> _How to complete this task_
No pictures, nothing altered: return the data below.

····················

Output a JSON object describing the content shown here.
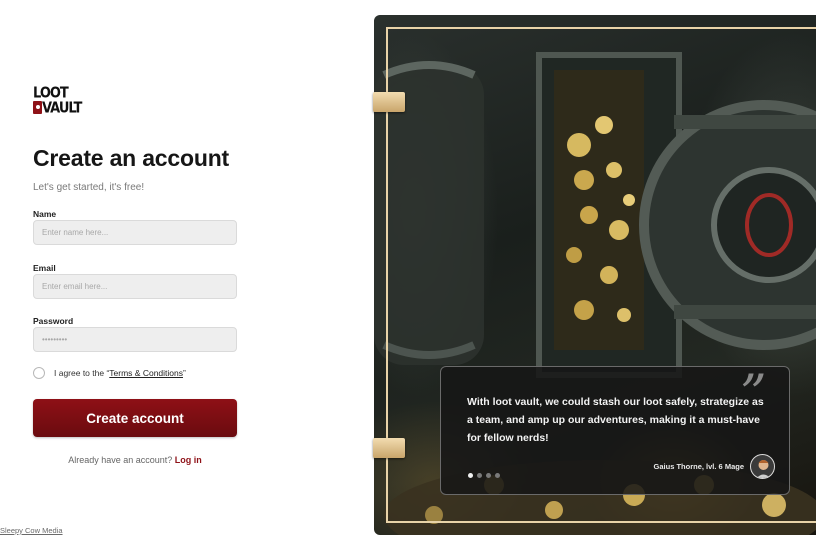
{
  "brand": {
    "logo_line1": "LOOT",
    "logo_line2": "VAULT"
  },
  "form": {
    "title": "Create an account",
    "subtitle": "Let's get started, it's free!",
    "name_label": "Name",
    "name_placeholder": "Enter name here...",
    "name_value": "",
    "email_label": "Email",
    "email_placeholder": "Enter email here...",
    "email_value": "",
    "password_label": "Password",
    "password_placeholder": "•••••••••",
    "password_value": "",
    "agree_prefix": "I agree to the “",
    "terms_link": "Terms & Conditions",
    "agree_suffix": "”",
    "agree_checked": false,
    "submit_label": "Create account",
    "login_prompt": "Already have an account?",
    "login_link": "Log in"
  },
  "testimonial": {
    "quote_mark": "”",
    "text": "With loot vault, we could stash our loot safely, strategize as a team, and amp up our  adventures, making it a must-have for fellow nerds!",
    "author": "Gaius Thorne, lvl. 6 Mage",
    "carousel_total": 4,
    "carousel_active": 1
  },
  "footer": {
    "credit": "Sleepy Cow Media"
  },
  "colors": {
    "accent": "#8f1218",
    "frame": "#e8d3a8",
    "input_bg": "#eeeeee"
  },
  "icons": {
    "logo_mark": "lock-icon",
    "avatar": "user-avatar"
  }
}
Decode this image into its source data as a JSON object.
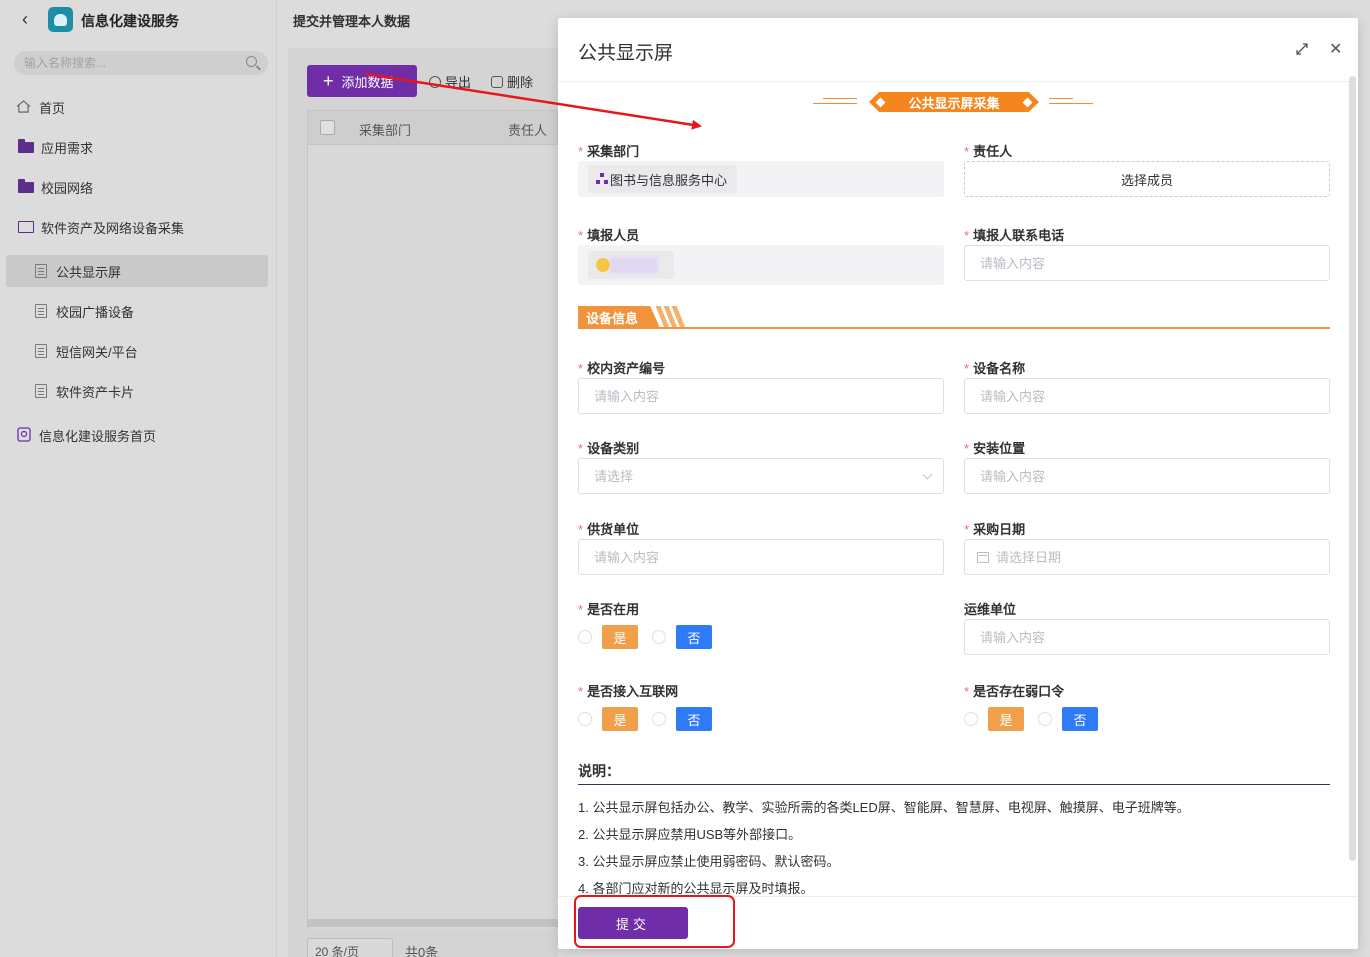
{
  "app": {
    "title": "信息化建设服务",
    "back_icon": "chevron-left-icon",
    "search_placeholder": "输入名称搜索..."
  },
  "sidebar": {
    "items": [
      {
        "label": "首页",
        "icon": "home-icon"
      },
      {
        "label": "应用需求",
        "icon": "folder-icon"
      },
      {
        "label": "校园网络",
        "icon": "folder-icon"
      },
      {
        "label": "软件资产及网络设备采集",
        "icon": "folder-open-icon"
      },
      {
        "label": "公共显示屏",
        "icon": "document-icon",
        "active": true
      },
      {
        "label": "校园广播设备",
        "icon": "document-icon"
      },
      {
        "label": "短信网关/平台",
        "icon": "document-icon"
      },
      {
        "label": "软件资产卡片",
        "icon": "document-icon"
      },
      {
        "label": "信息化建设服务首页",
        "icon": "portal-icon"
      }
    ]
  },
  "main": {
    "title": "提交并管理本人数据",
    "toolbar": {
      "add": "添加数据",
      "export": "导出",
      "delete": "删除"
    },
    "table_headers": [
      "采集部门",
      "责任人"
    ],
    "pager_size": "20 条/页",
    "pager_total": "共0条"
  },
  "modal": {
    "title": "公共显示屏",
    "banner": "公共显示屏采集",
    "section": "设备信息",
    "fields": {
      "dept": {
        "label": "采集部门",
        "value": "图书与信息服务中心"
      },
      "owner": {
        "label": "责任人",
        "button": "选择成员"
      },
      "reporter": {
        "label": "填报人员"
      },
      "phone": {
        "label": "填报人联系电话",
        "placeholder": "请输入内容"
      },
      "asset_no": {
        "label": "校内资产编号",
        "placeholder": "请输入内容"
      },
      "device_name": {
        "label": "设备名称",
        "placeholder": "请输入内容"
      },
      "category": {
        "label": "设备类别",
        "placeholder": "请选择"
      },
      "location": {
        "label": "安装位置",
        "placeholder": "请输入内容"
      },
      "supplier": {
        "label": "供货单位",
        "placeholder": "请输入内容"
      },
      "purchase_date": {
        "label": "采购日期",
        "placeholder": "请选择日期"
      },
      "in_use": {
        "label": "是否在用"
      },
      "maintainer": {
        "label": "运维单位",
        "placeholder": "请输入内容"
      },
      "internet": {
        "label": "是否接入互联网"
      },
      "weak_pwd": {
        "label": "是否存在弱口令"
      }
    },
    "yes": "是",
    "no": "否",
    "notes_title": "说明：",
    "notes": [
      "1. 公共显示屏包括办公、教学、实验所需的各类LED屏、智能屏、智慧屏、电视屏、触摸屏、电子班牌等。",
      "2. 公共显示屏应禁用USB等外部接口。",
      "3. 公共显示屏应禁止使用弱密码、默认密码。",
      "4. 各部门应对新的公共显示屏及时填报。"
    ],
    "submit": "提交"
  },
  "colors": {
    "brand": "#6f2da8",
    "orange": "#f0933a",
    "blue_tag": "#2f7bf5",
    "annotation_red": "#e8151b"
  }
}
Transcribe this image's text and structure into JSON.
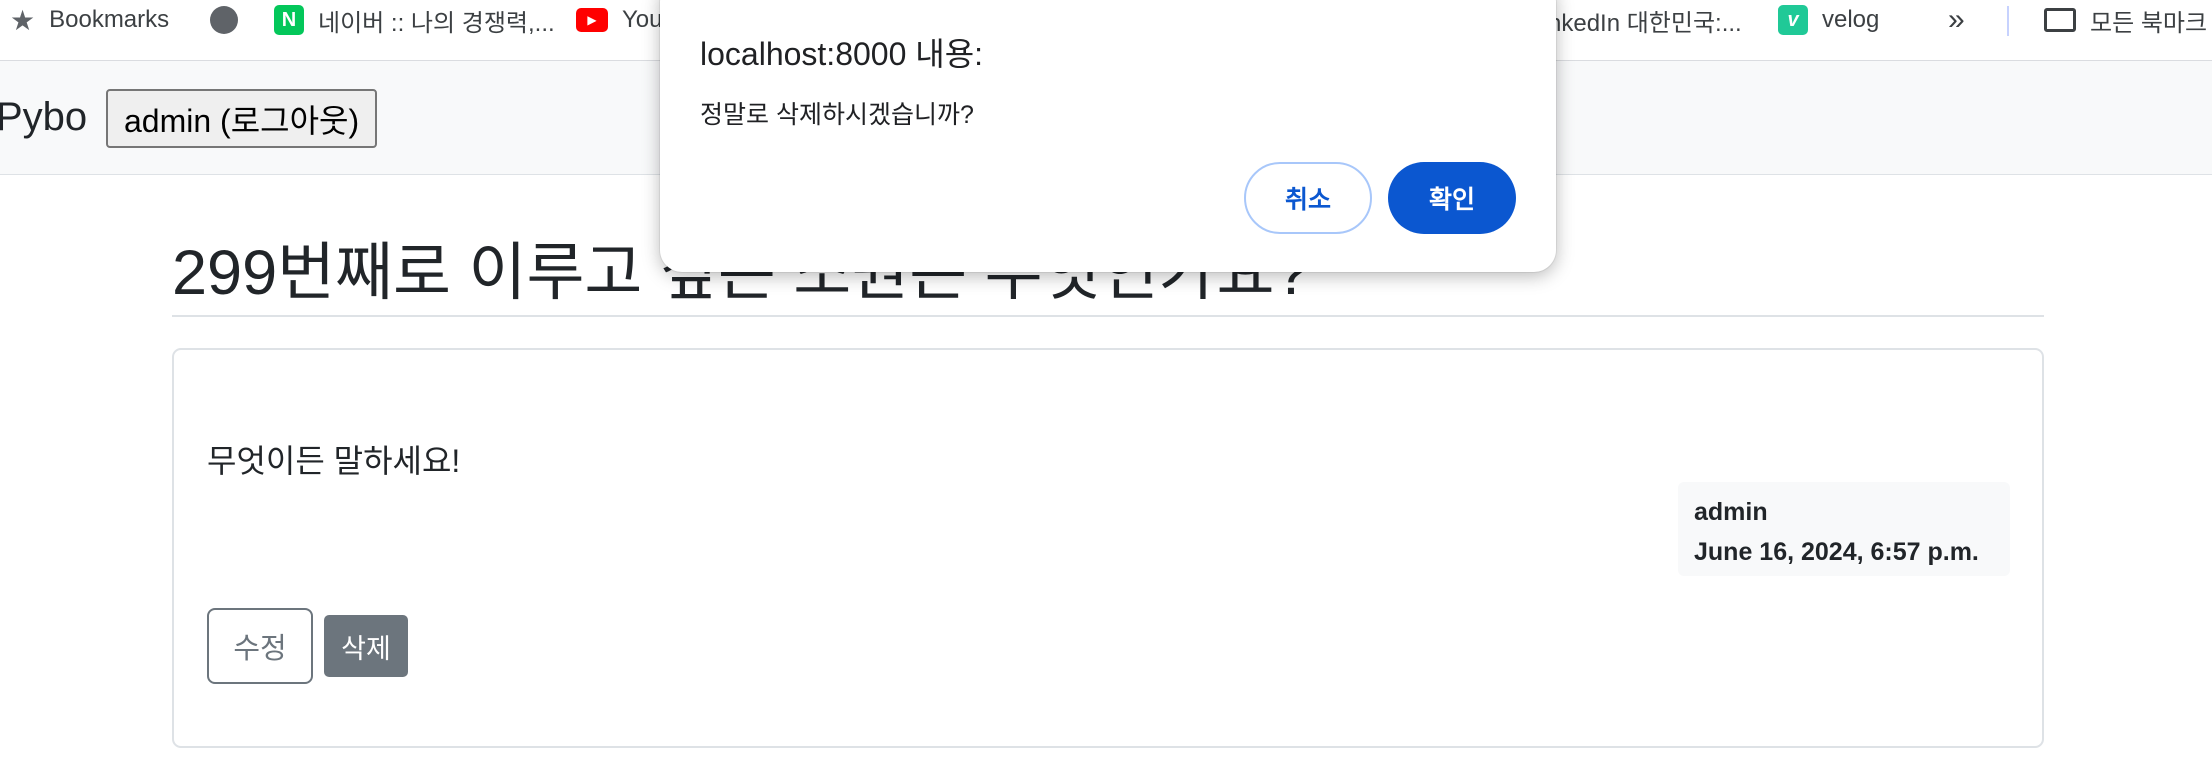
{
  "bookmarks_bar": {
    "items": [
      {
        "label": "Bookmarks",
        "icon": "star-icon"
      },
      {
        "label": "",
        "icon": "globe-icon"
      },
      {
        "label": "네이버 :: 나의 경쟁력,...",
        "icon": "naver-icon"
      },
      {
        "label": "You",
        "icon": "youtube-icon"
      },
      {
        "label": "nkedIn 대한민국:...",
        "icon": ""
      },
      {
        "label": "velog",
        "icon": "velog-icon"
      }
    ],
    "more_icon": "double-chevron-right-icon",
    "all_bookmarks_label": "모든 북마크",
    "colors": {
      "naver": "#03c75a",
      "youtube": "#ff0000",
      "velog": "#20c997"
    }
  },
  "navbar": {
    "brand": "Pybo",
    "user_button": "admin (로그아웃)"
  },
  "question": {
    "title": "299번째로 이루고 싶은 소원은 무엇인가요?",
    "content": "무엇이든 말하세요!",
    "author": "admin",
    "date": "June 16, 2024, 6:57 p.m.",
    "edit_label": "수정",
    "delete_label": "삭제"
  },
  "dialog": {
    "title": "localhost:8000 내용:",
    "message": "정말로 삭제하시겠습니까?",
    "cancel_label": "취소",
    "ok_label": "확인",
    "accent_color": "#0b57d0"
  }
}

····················

> _Exercise output_
Output a JSON object describing the content shown here.
{
  "brand": {
    "logo_line1": "LOOT",
    "logo_line2": "VAULT"
  },
  "form": {
    "title": "Create an account",
    "subtitle": "Let's get started, it's free!",
    "name_label": "Name",
    "name_placeholder": "Enter name here...",
    "name_value": "",
    "email_label": "Email",
    "email_placeholder": "Enter email here...",
    "email_value": "",
    "password_label": "Password",
    "password_placeholder": "•••••••••",
    "password_value": "",
    "agree_prefix": "I agree to the “",
    "terms_link": "Terms & Conditions",
    "agree_suffix": "”",
    "agree_checked": false,
    "submit_label": "Create account",
    "login_prompt": "Already have an account?",
    "login_link": "Log in"
  },
  "testimonial": {
    "quote_mark": "”",
    "text": "With loot vault, we could stash our loot safely, strategize as a team, and amp up our  adventures, making it a must-have for fellow nerds!",
    "author": "Gaius Thorne, lvl. 6 Mage",
    "carousel_total": 4,
    "carousel_active": 1
  },
  "footer": {
    "credit": "Sleepy Cow Media"
  },
  "colors": {
    "accent": "#8f1218",
    "frame": "#e8d3a8",
    "input_bg": "#eeeeee"
  },
  "icons": {
    "logo_mark": "lock-icon",
    "avatar": "user-avatar"
  }
}
Decode this image into its source data as a JSON object.
{
  "app": {
    "title": "信息化建设服务",
    "back_icon": "chevron-left-icon",
    "search_placeholder": "输入名称搜索..."
  },
  "sidebar": {
    "items": [
      {
        "label": "首页",
        "icon": "home-icon"
      },
      {
        "label": "应用需求",
        "icon": "folder-icon"
      },
      {
        "label": "校园网络",
        "icon": "folder-icon"
      },
      {
        "label": "软件资产及网络设备采集",
        "icon": "folder-open-icon"
      },
      {
        "label": "公共显示屏",
        "icon": "document-icon",
        "active": true
      },
      {
        "label": "校园广播设备",
        "icon": "document-icon"
      },
      {
        "label": "短信网关/平台",
        "icon": "document-icon"
      },
      {
        "label": "软件资产卡片",
        "icon": "document-icon"
      },
      {
        "label": "信息化建设服务首页",
        "icon": "portal-icon"
      }
    ]
  },
  "main": {
    "title": "提交并管理本人数据",
    "toolbar": {
      "add": "添加数据",
      "export": "导出",
      "delete": "删除"
    },
    "table_headers": [
      "采集部门",
      "责任人"
    ],
    "pager_size": "20 条/页",
    "pager_total": "共0条"
  },
  "modal": {
    "title": "公共显示屏",
    "banner": "公共显示屏采集",
    "section": "设备信息",
    "fields": {
      "dept": {
        "label": "采集部门",
        "value": "图书与信息服务中心"
      },
      "owner": {
        "label": "责任人",
        "button": "选择成员"
      },
      "reporter": {
        "label": "填报人员"
      },
      "phone": {
        "label": "填报人联系电话",
        "placeholder": "请输入内容"
      },
      "asset_no": {
        "label": "校内资产编号",
        "placeholder": "请输入内容"
      },
      "device_name": {
        "label": "设备名称",
        "placeholder": "请输入内容"
      },
      "category": {
        "label": "设备类别",
        "placeholder": "请选择"
      },
      "location": {
        "label": "安装位置",
        "placeholder": "请输入内容"
      },
      "supplier": {
        "label": "供货单位",
        "placeholder": "请输入内容"
      },
      "purchase_date": {
        "label": "采购日期",
        "placeholder": "请选择日期"
      },
      "in_use": {
        "label": "是否在用"
      },
      "maintainer": {
        "label": "运维单位",
        "placeholder": "请输入内容"
      },
      "internet": {
        "label": "是否接入互联网"
      },
      "weak_pwd": {
        "label": "是否存在弱口令"
      }
    },
    "yes": "是",
    "no": "否",
    "notes_title": "说明：",
    "notes": [
      "1. 公共显示屏包括办公、教学、实验所需的各类LED屏、智能屏、智慧屏、电视屏、触摸屏、电子班牌等。",
      "2. 公共显示屏应禁用USB等外部接口。",
      "3. 公共显示屏应禁止使用弱密码、默认密码。",
      "4. 各部门应对新的公共显示屏及时填报。"
    ],
    "submit": "提交"
  },
  "colors": {
    "brand": "#6f2da8",
    "orange": "#f0933a",
    "blue_tag": "#2f7bf5",
    "annotation_red": "#e8151b"
  }
}
Transcribe this image's text and structure into JSON.
{
  "bookmarks_bar": {
    "items": [
      {
        "label": "Bookmarks",
        "icon": "star-icon"
      },
      {
        "label": "",
        "icon": "globe-icon"
      },
      {
        "label": "네이버 :: 나의 경쟁력,...",
        "icon": "naver-icon"
      },
      {
        "label": "You",
        "icon": "youtube-icon"
      },
      {
        "label": "nkedIn 대한민국:...",
        "icon": ""
      },
      {
        "label": "velog",
        "icon": "velog-icon"
      }
    ],
    "more_icon": "double-chevron-right-icon",
    "all_bookmarks_label": "모든 북마크",
    "colors": {
      "naver": "#03c75a",
      "youtube": "#ff0000",
      "velog": "#20c997"
    }
  },
  "navbar": {
    "brand": "Pybo",
    "user_button": "admin (로그아웃)"
  },
  "question": {
    "title": "299번째로 이루고 싶은 소원은 무엇인가요?",
    "content": "무엇이든 말하세요!",
    "author": "admin",
    "date": "June 16, 2024, 6:57 p.m.",
    "edit_label": "수정",
    "delete_label": "삭제"
  },
  "dialog": {
    "title": "localhost:8000 내용:",
    "message": "정말로 삭제하시겠습니까?",
    "cancel_label": "취소",
    "ok_label": "확인",
    "accent_color": "#0b57d0"
  }
}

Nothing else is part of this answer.